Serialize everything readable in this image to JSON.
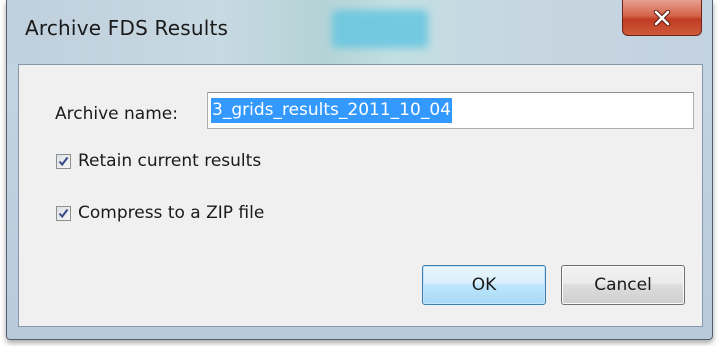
{
  "window": {
    "title": "Archive FDS Results"
  },
  "form": {
    "archive_label": "Archive name:",
    "archive_value": "3_grids_results_2011_10_04",
    "retain_label": "Retain current results",
    "retain_checked": true,
    "compress_label": "Compress to a ZIP file",
    "compress_checked": true
  },
  "buttons": {
    "ok_label": "OK",
    "cancel_label": "Cancel"
  },
  "icons": {
    "close": "close-icon",
    "checkmark": "checkmark-icon"
  },
  "colors": {
    "selection": "#3399ff",
    "close_button": "#c8452b",
    "ok_border": "#3c7fb1"
  }
}
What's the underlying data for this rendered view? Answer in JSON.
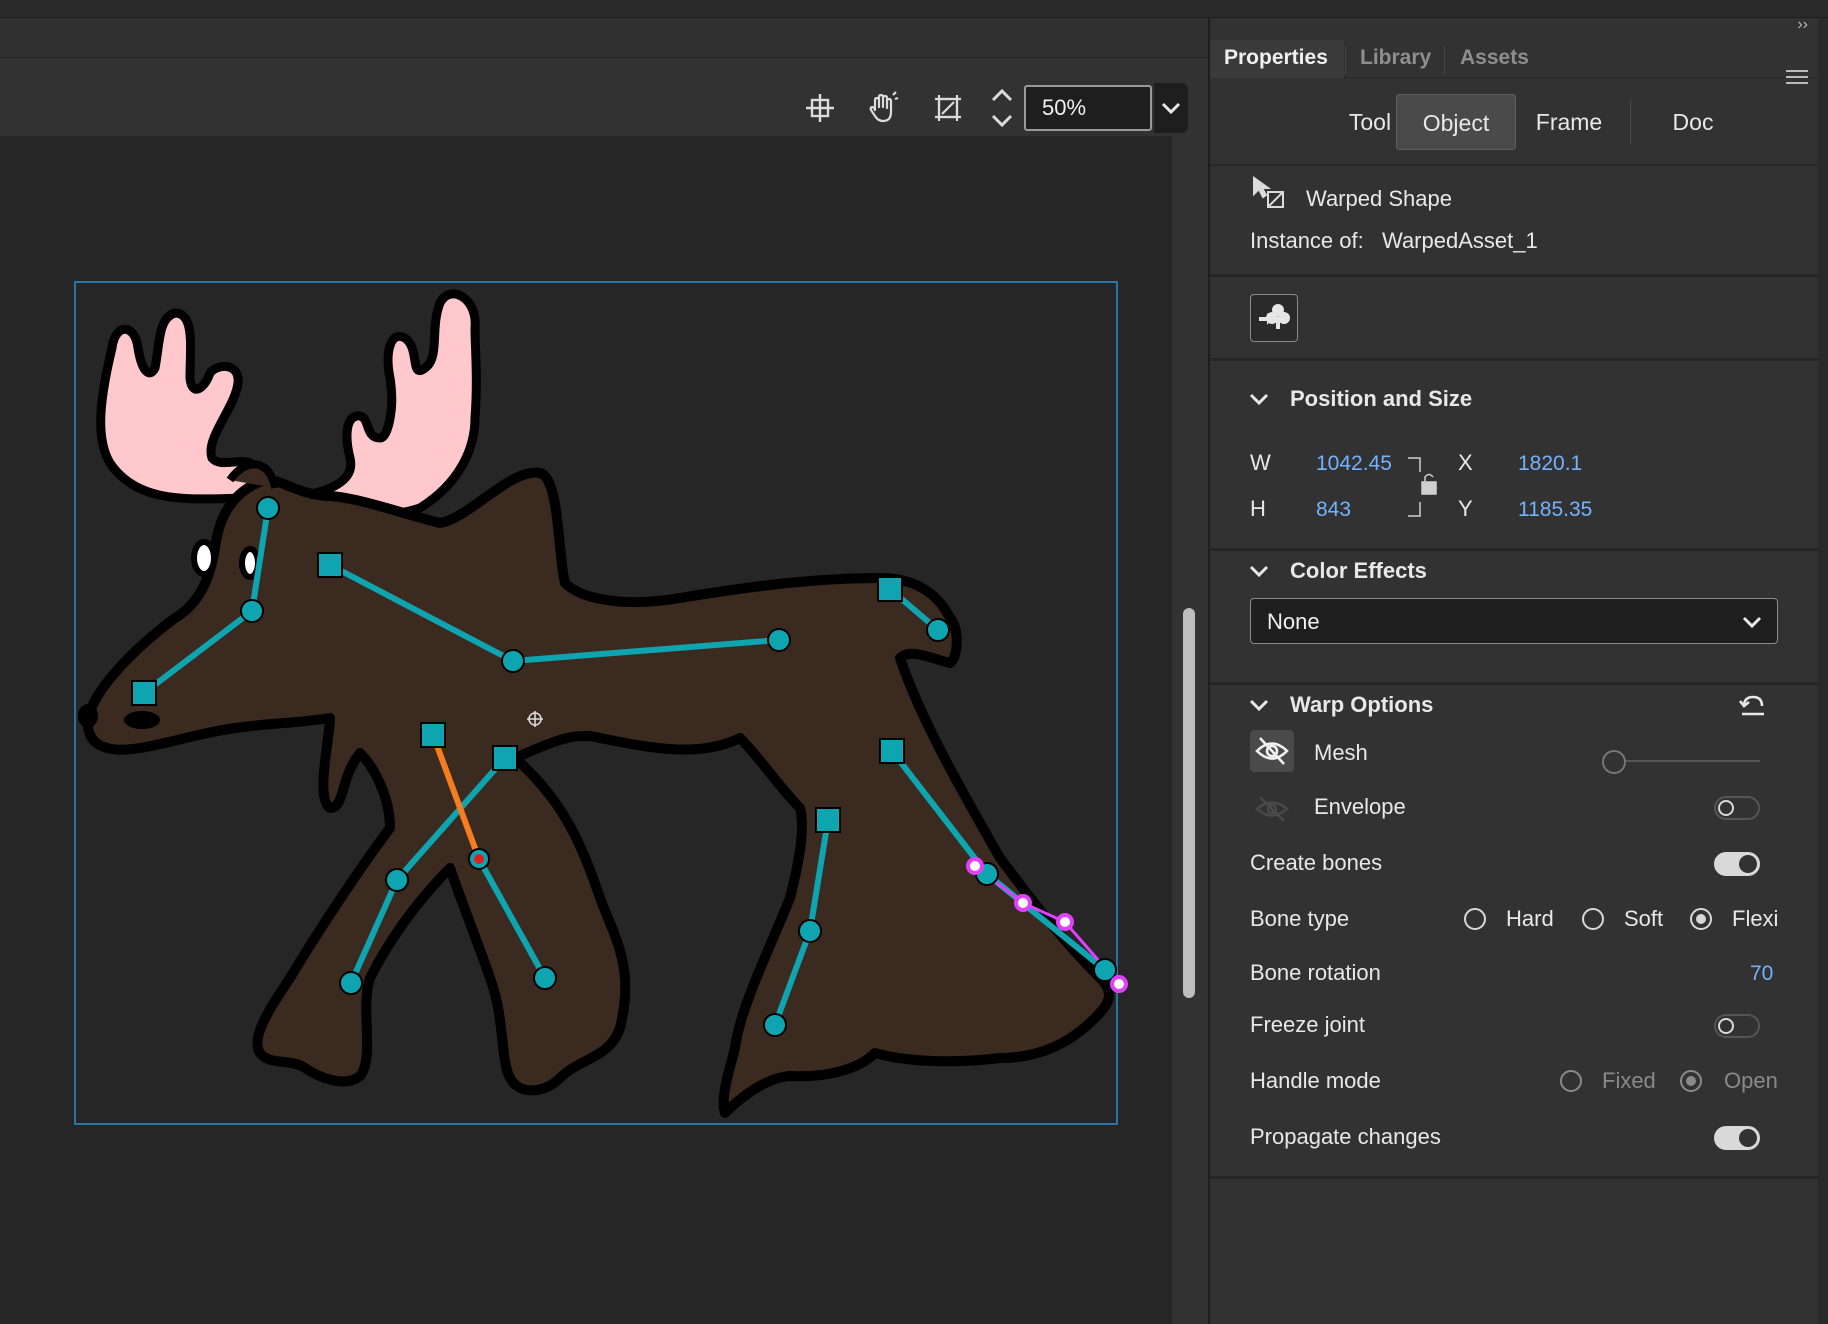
{
  "toolbar": {
    "zoom_value": "50%"
  },
  "panel": {
    "tabs": [
      {
        "label": "Properties",
        "active": true
      },
      {
        "label": "Library",
        "active": false
      },
      {
        "label": "Assets",
        "active": false
      }
    ],
    "subtabs": [
      {
        "label": "Tool"
      },
      {
        "label": "Object",
        "active": true
      },
      {
        "label": "Frame"
      },
      {
        "label": "Doc"
      }
    ],
    "object": {
      "type_label": "Warped Shape",
      "instance_label": "Instance of:",
      "instance_name": "WarpedAsset_1"
    },
    "position_size": {
      "title": "Position and Size",
      "w_label": "W",
      "w_value": "1042.45",
      "h_label": "H",
      "h_value": "843",
      "x_label": "X",
      "x_value": "1820.1",
      "y_label": "Y",
      "y_value": "1185.35"
    },
    "color_effects": {
      "title": "Color Effects",
      "selected": "None"
    },
    "warp_options": {
      "title": "Warp Options",
      "mesh_label": "Mesh",
      "envelope_label": "Envelope",
      "envelope_on": false,
      "create_bones_label": "Create bones",
      "create_bones_on": true,
      "bone_type_label": "Bone type",
      "bone_types": [
        {
          "label": "Hard",
          "checked": false
        },
        {
          "label": "Soft",
          "checked": false
        },
        {
          "label": "Flexi",
          "checked": true
        }
      ],
      "bone_rotation_label": "Bone rotation",
      "bone_rotation_value": "70",
      "freeze_joint_label": "Freeze joint",
      "freeze_joint_on": false,
      "handle_mode_label": "Handle mode",
      "handle_modes": [
        {
          "label": "Fixed",
          "checked": false
        },
        {
          "label": "Open",
          "checked": true
        }
      ],
      "propagate_label": "Propagate changes",
      "propagate_on": true
    }
  },
  "colors": {
    "bone": "#0ea5b0",
    "selected_bone": "#f57c20",
    "handle": "#e040fb",
    "moose_body": "#3a2a1f",
    "antler": "#ffc8cc",
    "selection_box": "#2d8ccf"
  },
  "icons": [
    "move-anchor-icon",
    "hand-icon",
    "clip-stage-icon",
    "chevron-up-icon",
    "chevron-down-icon",
    "warp-tool-icon",
    "club-symbol-icon",
    "link-lock-icon",
    "reset-icon",
    "eye-hidden-icon",
    "panel-menu-icon"
  ]
}
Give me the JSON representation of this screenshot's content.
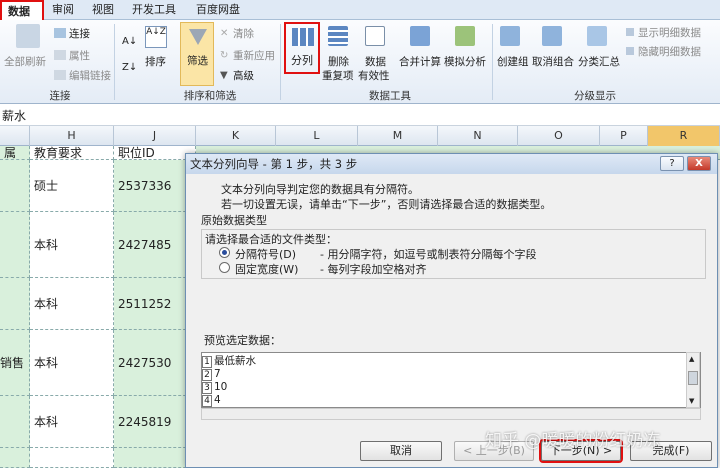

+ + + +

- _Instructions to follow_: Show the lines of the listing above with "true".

- _Task output_:
    "retain_checked": true,
    "compress_checked": true
        "active": true
        "active": true
      "create_bones_on": true,
          "checked": true
          "checked": true
      "propagate_on": true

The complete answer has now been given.